### Task statement
Below is a listing. Gather each line of it that contains "item".

### Raw data
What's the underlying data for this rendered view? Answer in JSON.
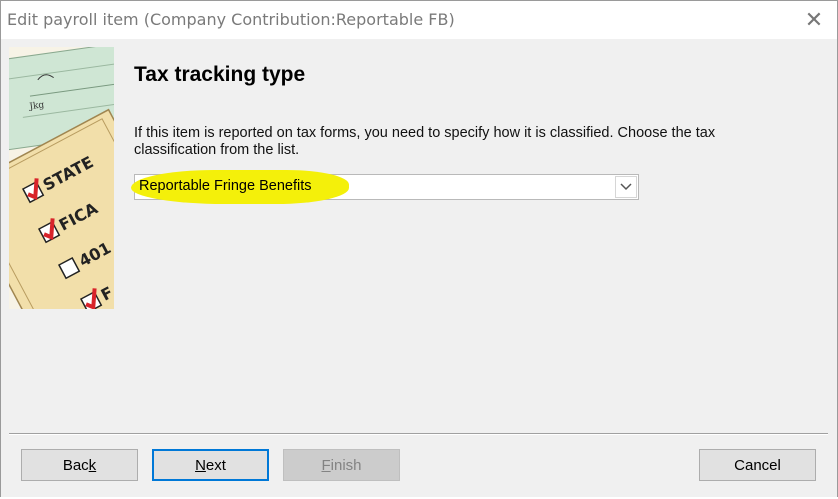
{
  "window": {
    "title": "Edit payroll item (Company Contribution:Reportable FB)",
    "close_glyph": "✕"
  },
  "main": {
    "heading": "Tax tracking type",
    "description": "If this item is reported on tax forms, you need to specify how it is classified. Choose the tax classification from the list.",
    "tax_type": {
      "value": "Reportable Fringe Benefits",
      "highlight_color": "#f4f00a"
    }
  },
  "illustration": {
    "checkbox_labels": [
      "STATE",
      "FICA",
      "401",
      "F"
    ],
    "check_colors": {
      "check": "#d8232a",
      "paper": "#f5e6b8",
      "form": "#cfe6d4"
    }
  },
  "buttons": {
    "back": {
      "pre": "Bac",
      "key": "k",
      "post": ""
    },
    "next": {
      "pre": "",
      "key": "N",
      "post": "ext"
    },
    "finish": {
      "pre": "",
      "key": "F",
      "post": "inish"
    },
    "cancel": {
      "label": "Cancel"
    }
  },
  "icons": {
    "close": "close-icon",
    "dropdown": "chevron-down-icon",
    "illustration": "tax-forms-illustration"
  }
}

### Your response
    "title": "Edit payroll item (Company Contribution:Reportable FB)",
    "description": "If this item is reported on tax forms, you need to specify how it is classified. Choose the tax classification from the list.",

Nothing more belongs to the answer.